Go through the listing and copy each line with the string "Food".

----------

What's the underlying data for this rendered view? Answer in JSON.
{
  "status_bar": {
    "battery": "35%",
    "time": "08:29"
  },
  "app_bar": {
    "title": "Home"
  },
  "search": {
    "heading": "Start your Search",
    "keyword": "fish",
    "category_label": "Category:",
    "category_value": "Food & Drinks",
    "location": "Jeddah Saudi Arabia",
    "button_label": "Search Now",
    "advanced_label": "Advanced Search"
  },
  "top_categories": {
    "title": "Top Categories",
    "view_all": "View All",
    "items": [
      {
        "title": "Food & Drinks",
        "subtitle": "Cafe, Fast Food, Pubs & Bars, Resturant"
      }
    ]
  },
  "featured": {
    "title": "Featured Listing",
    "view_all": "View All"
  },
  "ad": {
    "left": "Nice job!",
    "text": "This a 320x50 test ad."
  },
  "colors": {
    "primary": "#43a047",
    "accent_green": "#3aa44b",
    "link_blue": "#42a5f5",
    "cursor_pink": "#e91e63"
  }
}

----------

■ Solution to this task
    "category_value": "Food & Drinks",
        "title": "Food & Drinks",
        "subtitle": "Cafe, Fast Food, Pubs & Bars, Resturant"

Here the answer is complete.